## WHAT TO PRODUCE
Below are the records; give the number of lines in them that include the word "content", and nothing more.
====================
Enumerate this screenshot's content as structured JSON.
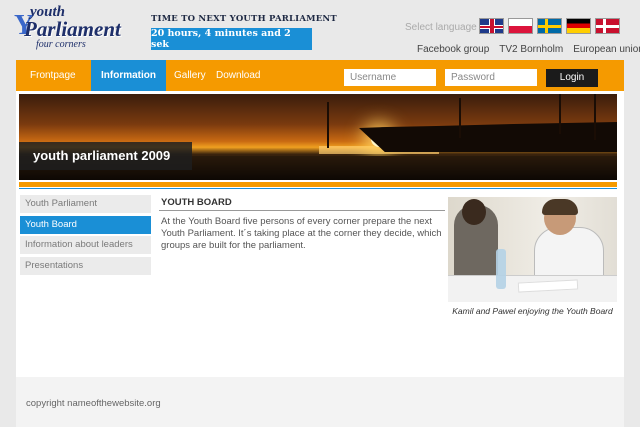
{
  "logo": {
    "line1": "youth",
    "line2": "Parliament",
    "line3": "four corners",
    "letter_y": "Y"
  },
  "countdown": {
    "title": "TIME TO NEXT YOUTH PARLIAMENT",
    "value": "20 hours, 4 minutes and 2 sek"
  },
  "language": {
    "label": "Select language",
    "flags": [
      "flag-uk-icon",
      "flag-poland-icon",
      "flag-sweden-icon",
      "flag-germany-icon",
      "flag-denmark-icon"
    ]
  },
  "top_links": [
    "Facebook group",
    "TV2 Bornholm",
    "European union"
  ],
  "nav": {
    "items": [
      "Frontpage",
      "Information",
      "Gallery",
      "Download"
    ],
    "active": "Information"
  },
  "login": {
    "username_placeholder": "Username",
    "password_placeholder": "Password",
    "button": "Login"
  },
  "banner": {
    "title": "youth parliament 2009"
  },
  "sidebar": {
    "items": [
      "Youth Parliament",
      "Youth Board",
      "Information about leaders",
      "Presentations"
    ],
    "active": "Youth Board"
  },
  "content": {
    "title": "YOUTH BOARD",
    "body": "At the Youth Board five persons of every corner prepare the next Youth Parliament. It´s taking place at the corner they decide, which groups are built for the parliament."
  },
  "photo": {
    "caption": "Kamil and Pawel enjoying the Youth Board"
  },
  "footer": {
    "text": "copyright nameofthewebsite.org"
  },
  "colors": {
    "orange": "#f59a00",
    "blue": "#1a8fd6",
    "dark": "#1b1b1b"
  }
}
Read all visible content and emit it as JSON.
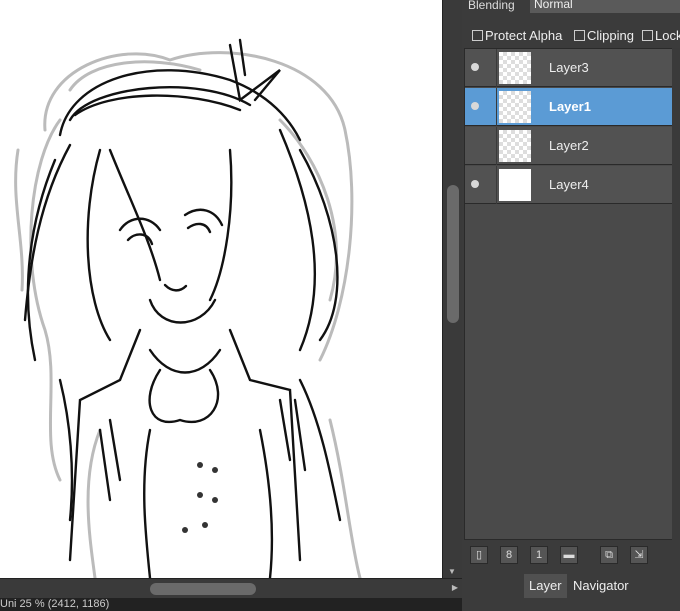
{
  "status": {
    "text": "Uni 25 % (2412, 1186)"
  },
  "layer_panel": {
    "blending_label": "Blending",
    "blending_value": "Normal",
    "options": {
      "protect_alpha": "Protect Alpha",
      "clipping": "Clipping",
      "lock": "Lock"
    },
    "layers": [
      {
        "name": "Layer3",
        "visible": true,
        "selected": false
      },
      {
        "name": "Layer1",
        "visible": true,
        "selected": true
      },
      {
        "name": "Layer2",
        "visible": false,
        "selected": false
      },
      {
        "name": "Layer4",
        "visible": true,
        "selected": false
      }
    ],
    "toolbar_icons": [
      "new-layer-icon",
      "new-8bit-layer-icon",
      "new-1bit-layer-icon",
      "new-folder-icon",
      "duplicate-layer-icon",
      "merge-layer-icon"
    ],
    "tabs": {
      "layer": "Layer",
      "navigator": "Navigator"
    }
  },
  "colors": {
    "selected_row": "#5b9bd5",
    "panel_bg": "#3b3b3b"
  }
}
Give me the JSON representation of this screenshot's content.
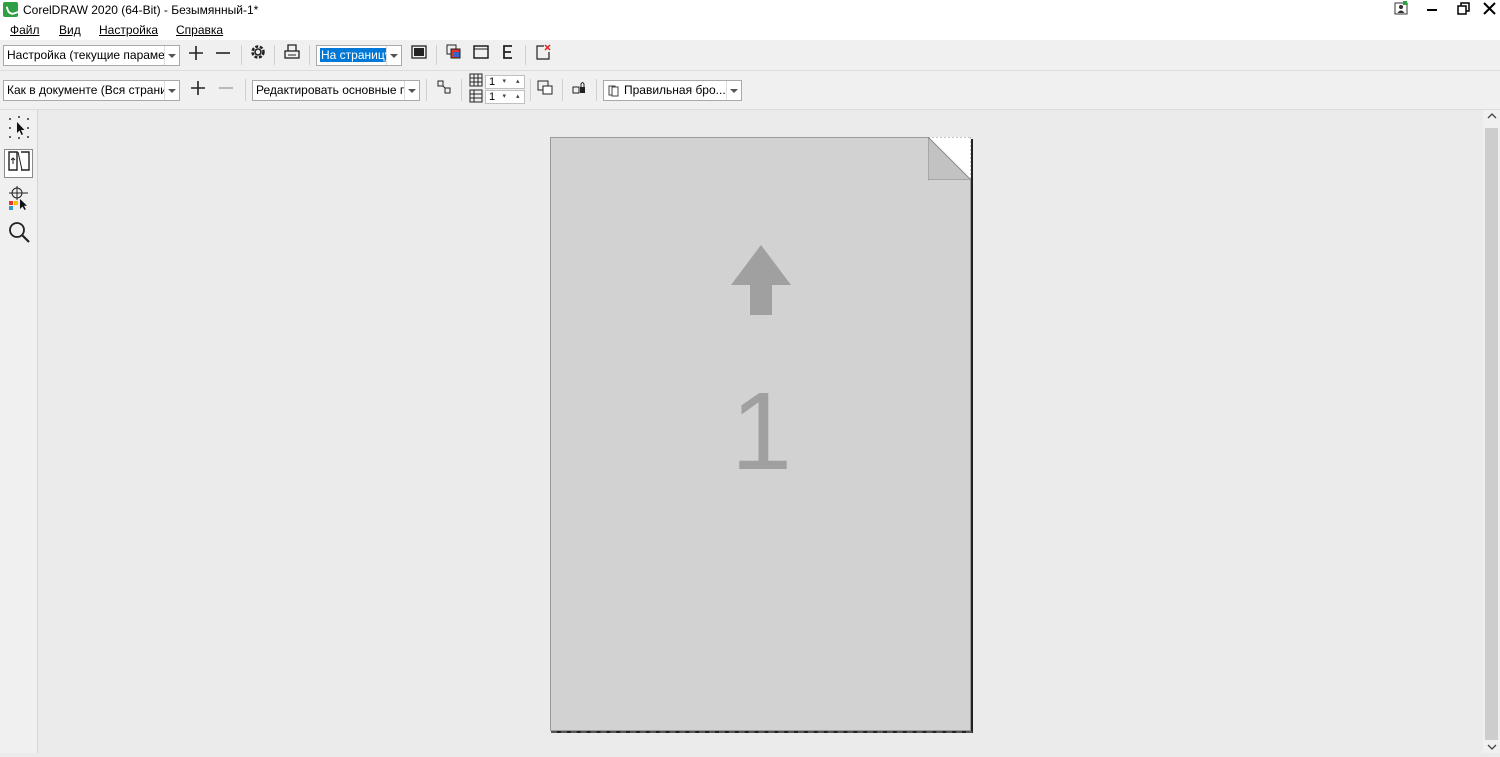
{
  "window": {
    "title": "CorelDRAW 2020 (64-Bit) - Безымянный-1*",
    "controls": {
      "user": "⍰",
      "minimize": "—",
      "restore": "❐",
      "close": "✕"
    }
  },
  "menu": [
    {
      "label": "Файл"
    },
    {
      "label": "Вид"
    },
    {
      "label": "Настройка"
    },
    {
      "label": "Справка"
    }
  ],
  "toolbar1": {
    "preset": "Настройка (текущие параме...",
    "zoom": "На страницу"
  },
  "toolbar2": {
    "print_range": "Как в документе (Вся страни...",
    "layout": "Редактировать основные п...",
    "rows": "1",
    "cols": "1",
    "imposition": "Правильная бро..."
  },
  "canvas": {
    "page_number": "1"
  },
  "colors": {
    "page": "#d2d2d2",
    "selection": "#0078d7",
    "logo": "#2ea043"
  }
}
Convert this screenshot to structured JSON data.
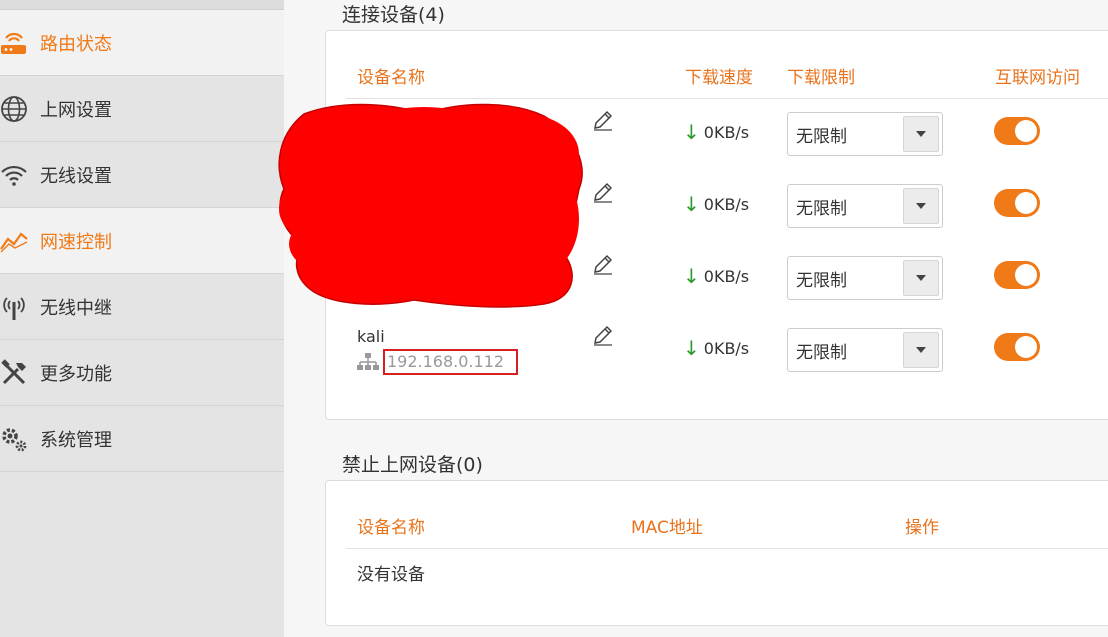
{
  "sidebar": {
    "items": [
      {
        "label": "路由状态",
        "icon": "router-status-icon",
        "active": true
      },
      {
        "label": "上网设置",
        "icon": "globe-icon",
        "active": false
      },
      {
        "label": "无线设置",
        "icon": "wifi-icon",
        "active": false
      },
      {
        "label": "网速控制",
        "icon": "speed-graph-icon",
        "active": false
      },
      {
        "label": "无线中继",
        "icon": "repeater-antenna-icon",
        "active": false
      },
      {
        "label": "更多功能",
        "icon": "tools-icon",
        "active": false
      },
      {
        "label": "系统管理",
        "icon": "gears-icon",
        "active": false
      }
    ]
  },
  "connected": {
    "title": "连接设备(4)",
    "headers": {
      "name": "设备名称",
      "speed": "下载速度",
      "limit": "下载限制",
      "internet": "互联网访问"
    },
    "devices": [
      {
        "name": "",
        "ip": "",
        "speed": "0KB/s",
        "limit": "无限制",
        "internet_on": true
      },
      {
        "name": "",
        "ip": "",
        "speed": "0KB/s",
        "limit": "无限制",
        "internet_on": true
      },
      {
        "name": "",
        "ip": "",
        "speed": "0KB/s",
        "limit": "无限制",
        "internet_on": true
      },
      {
        "name": "kali",
        "ip": "192.168.0.112",
        "speed": "0KB/s",
        "limit": "无限制",
        "internet_on": true
      }
    ],
    "speed_arrow": "↓"
  },
  "blocked": {
    "title": "禁止上网设备(0)",
    "headers": {
      "name": "设备名称",
      "mac": "MAC地址",
      "action": "操作"
    },
    "empty_text": "没有设备"
  },
  "colors": {
    "accent": "#f07a18",
    "header_text": "#e8731c",
    "download_arrow": "#2a9b2a",
    "redaction": "#ff0000",
    "highlight_box": "#d62020"
  }
}
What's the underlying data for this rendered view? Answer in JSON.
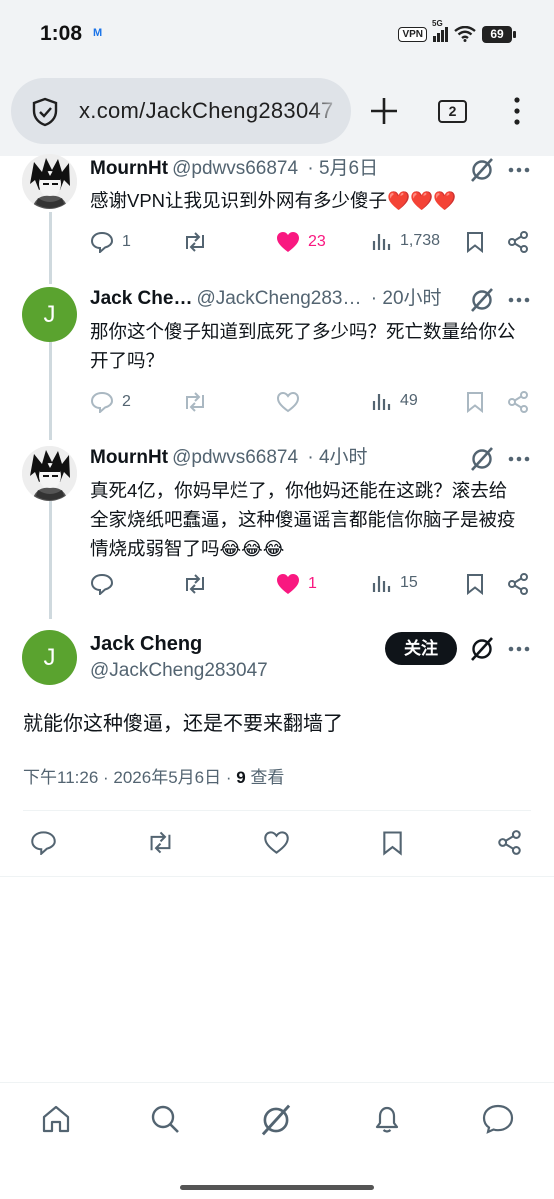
{
  "status_bar": {
    "time": "1:08",
    "mail_icon": "M",
    "vpn": "VPN",
    "network": "5G",
    "battery": "69"
  },
  "browser": {
    "url": "x.com/JackCheng283047",
    "tab_count": "2",
    "icons": [
      "shield-check-icon",
      "plus-icon",
      "tabs-icon",
      "kebab-menu-icon"
    ]
  },
  "thread": [
    {
      "name": "MournHt",
      "handle": "@pdwvs66874",
      "time": "· 5月6日",
      "text": "感谢VPN让我见识到外网有多少傻子❤️❤️❤️",
      "replies": "1",
      "reposts": "",
      "likes": "23",
      "liked": true,
      "views": "1,738",
      "avatar": "anime-avatar"
    },
    {
      "name": "Jack Che…",
      "handle": "@JackCheng283…",
      "time": "· 20小时",
      "text": "那你这个傻子知道到底死了多少吗？死亡数量给你公开了吗？",
      "replies": "2",
      "reposts": "",
      "likes": "",
      "liked": false,
      "views": "49",
      "avatar_letter": "J"
    },
    {
      "name": "MournHt",
      "handle": "@pdwvs66874",
      "time": "· 4小时",
      "text": "真死4亿，你妈早烂了，你他妈还能在这跳？滚去给全家烧纸吧蠢逼，这种傻逼谣言都能信你脑子是被疫情烧成弱智了吗😂😂😂",
      "replies": "",
      "reposts": "",
      "likes": "1",
      "liked": true,
      "views": "15",
      "avatar": "anime-avatar"
    }
  ],
  "main_post": {
    "name": "Jack Cheng",
    "handle": "@JackCheng283047",
    "avatar_letter": "J",
    "follow_label": "关注",
    "text": "就能你这种傻逼，还是不要来翻墙了",
    "timestamp": "下午11:26 · 2026年5月6日 · ",
    "views_count": "9",
    "views_label": " 查看"
  },
  "bottom_nav": [
    "home-icon",
    "search-icon",
    "grok-icon",
    "notifications-bell-icon",
    "messages-icon"
  ],
  "colors": {
    "like_pink": "#f91880",
    "secondary_text": "#536471",
    "avatar_green": "#5aa32f",
    "follow_button": "#0f1419"
  }
}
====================
## ANSWER TO THE PROBLEM
4